As of now, we do not display any publisher-supplied metadata relevant to accessibility. If we determine that this is of interest/use to our users, we will certainly work to do so.
How does JAWS deal with images and charts? In PDF? In EPUB?
For native PDFs and ePUB, JAWS should read whatever metadata / alternative text is provided by the publisher and tagged to be associated with the image or chart, if the chart is an image file. If the chart is an actual table, then JAWS should the read the table, left-to-right, top-to-bottom (for English and non-right-to-left languages). If the title is in EPUB format, the publisher likely included instructions for how to read the chart or image, and the screen reader will read from those instructions. An advantage of the EPUB3 format is that images and charts will be searchable as well as accessible.
What are the advantages of the EPUB3 format?

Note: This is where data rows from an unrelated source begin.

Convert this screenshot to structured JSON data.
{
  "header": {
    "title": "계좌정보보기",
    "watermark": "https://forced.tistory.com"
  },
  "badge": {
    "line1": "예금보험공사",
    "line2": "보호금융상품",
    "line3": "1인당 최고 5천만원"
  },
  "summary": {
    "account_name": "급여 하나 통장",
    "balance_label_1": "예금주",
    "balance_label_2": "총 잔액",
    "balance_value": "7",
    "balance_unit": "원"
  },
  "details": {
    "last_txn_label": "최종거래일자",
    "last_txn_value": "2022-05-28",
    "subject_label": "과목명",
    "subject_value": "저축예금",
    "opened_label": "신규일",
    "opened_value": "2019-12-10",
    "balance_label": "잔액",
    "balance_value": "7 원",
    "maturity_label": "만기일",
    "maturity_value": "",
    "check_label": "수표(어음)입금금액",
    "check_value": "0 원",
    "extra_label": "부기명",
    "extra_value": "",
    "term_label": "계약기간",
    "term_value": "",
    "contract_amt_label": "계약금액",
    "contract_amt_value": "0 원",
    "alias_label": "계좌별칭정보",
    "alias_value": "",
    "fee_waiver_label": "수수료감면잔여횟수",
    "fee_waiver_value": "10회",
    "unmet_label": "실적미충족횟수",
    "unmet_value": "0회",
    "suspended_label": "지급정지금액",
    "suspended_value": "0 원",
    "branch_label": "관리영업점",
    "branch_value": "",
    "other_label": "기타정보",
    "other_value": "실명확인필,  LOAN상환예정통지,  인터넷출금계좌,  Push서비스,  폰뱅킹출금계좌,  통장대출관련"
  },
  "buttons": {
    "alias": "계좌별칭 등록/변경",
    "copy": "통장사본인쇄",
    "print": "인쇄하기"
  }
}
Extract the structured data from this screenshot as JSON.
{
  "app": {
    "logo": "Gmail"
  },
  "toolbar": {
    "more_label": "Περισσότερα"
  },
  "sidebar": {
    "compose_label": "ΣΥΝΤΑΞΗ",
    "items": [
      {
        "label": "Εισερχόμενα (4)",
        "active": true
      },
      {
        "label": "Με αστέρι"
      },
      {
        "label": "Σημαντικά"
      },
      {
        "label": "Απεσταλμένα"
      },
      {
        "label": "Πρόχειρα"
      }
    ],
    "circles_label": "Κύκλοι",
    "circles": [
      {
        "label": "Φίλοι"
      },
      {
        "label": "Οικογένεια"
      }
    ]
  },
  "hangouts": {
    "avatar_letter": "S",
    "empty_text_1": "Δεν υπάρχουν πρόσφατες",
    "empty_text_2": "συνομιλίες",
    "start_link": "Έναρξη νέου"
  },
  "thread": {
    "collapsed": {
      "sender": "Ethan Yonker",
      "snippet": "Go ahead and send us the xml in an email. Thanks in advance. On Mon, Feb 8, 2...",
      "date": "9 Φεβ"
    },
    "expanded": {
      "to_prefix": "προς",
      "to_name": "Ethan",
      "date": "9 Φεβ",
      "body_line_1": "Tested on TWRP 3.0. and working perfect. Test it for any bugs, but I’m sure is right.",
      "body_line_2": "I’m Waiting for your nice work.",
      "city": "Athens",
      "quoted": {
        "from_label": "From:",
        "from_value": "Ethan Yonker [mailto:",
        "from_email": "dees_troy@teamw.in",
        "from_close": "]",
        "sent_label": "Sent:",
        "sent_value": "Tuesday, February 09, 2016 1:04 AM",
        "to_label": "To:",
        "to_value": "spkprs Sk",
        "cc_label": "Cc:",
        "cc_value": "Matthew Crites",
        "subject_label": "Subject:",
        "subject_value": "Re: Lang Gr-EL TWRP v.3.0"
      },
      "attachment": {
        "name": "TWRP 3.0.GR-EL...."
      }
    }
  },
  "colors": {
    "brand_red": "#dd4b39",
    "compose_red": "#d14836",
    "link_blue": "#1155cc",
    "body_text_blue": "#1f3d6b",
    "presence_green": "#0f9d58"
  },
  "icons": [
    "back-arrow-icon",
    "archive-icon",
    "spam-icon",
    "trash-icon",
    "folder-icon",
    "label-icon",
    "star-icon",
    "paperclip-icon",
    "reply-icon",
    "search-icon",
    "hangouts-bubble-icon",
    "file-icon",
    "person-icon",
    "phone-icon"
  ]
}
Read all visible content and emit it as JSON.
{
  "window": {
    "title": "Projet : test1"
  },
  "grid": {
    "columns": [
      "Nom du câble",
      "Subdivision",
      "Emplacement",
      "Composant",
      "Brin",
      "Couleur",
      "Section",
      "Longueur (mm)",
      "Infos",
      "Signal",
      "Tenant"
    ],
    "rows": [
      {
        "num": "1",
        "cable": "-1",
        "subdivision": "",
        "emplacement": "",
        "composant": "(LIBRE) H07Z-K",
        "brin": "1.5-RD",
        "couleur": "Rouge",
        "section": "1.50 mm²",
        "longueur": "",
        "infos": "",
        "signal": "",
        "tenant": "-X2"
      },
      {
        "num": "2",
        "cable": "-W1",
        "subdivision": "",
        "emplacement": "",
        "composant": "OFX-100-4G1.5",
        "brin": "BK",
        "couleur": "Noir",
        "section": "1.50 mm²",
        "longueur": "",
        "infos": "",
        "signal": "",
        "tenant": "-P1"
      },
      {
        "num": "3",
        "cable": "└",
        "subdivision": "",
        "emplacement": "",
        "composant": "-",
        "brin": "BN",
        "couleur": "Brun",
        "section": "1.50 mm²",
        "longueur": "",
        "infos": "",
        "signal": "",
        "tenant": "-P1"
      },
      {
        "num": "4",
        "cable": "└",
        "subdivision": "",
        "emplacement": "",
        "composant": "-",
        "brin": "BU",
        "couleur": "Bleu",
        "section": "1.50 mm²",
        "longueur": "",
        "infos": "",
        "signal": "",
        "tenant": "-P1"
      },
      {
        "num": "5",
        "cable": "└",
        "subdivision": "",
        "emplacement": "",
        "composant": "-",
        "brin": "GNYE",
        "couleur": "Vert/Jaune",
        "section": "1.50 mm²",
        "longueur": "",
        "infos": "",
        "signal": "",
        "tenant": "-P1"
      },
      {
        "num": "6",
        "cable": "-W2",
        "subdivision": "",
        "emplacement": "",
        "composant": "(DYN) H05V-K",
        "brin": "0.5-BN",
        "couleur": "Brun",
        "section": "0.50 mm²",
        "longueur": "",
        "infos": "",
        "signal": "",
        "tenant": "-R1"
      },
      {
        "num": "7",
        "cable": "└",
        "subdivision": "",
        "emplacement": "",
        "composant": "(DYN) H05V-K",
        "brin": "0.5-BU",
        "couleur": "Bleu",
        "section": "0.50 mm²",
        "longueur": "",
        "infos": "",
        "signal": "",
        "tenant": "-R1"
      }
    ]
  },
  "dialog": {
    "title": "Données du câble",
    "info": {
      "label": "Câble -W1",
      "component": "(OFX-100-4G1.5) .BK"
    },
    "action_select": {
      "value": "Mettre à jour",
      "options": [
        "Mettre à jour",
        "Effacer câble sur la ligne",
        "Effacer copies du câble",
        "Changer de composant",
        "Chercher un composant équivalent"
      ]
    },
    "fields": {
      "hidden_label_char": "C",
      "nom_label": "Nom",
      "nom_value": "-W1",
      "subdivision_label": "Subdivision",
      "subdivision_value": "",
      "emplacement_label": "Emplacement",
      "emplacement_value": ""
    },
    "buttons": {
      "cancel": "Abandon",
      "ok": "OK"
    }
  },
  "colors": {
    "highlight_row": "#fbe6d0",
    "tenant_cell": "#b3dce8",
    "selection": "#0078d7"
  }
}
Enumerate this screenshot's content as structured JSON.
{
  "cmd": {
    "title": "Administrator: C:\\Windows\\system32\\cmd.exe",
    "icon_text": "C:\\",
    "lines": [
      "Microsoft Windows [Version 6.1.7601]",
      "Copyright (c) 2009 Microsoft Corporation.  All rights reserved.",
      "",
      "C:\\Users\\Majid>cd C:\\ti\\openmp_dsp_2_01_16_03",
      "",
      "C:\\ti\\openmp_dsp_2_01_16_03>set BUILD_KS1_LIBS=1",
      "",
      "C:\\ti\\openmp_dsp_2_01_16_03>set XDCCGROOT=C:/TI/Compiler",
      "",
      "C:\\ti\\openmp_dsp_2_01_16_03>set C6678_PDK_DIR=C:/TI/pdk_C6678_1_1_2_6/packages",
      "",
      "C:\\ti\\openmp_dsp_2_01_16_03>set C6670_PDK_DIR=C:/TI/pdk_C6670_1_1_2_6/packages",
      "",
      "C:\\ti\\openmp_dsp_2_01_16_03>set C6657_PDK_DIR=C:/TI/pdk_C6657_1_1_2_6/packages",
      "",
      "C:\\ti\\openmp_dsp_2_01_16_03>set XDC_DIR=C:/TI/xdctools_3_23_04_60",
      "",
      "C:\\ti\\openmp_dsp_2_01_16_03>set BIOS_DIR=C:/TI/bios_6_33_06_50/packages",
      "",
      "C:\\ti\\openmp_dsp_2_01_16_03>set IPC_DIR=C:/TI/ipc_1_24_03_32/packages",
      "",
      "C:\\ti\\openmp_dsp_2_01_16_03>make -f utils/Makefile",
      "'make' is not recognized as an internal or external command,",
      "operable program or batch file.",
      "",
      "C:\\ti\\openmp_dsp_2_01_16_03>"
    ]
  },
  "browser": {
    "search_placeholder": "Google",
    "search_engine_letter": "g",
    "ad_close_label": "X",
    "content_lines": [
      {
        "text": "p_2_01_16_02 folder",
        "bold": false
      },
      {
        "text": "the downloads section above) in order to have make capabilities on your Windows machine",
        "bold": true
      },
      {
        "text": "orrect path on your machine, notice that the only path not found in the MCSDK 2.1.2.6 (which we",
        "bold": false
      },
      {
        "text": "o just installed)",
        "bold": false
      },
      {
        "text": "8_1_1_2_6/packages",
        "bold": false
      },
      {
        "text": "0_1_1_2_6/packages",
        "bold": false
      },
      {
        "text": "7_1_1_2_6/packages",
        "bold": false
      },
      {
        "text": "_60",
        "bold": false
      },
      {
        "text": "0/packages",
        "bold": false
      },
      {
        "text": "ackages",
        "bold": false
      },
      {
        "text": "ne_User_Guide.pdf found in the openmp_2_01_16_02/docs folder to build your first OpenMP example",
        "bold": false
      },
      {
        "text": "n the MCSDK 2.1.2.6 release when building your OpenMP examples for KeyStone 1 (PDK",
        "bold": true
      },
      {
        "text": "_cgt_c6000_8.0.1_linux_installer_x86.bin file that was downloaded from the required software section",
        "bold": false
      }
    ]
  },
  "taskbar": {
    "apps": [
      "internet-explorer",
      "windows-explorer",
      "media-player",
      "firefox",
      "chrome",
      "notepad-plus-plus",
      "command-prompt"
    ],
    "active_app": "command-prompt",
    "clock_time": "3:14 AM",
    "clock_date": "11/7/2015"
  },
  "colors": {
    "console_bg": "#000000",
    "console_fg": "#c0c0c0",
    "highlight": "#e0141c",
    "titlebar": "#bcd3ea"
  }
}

EBSCO plans to integrate EPUB3 format titles in the future to leverage the accessibility features, such as enhanced navigation and interoperability, as well as non-English language support – EPUB3 provides much better support for non-Roman characters and languages that read up/down and right to left. The EPUB3 standard also supports / encapsulates the DAISY talking book standard, for publishers that would like to take advantage of it, and provides support for fixed-format titles (such as comics and graphic novels) and MathML.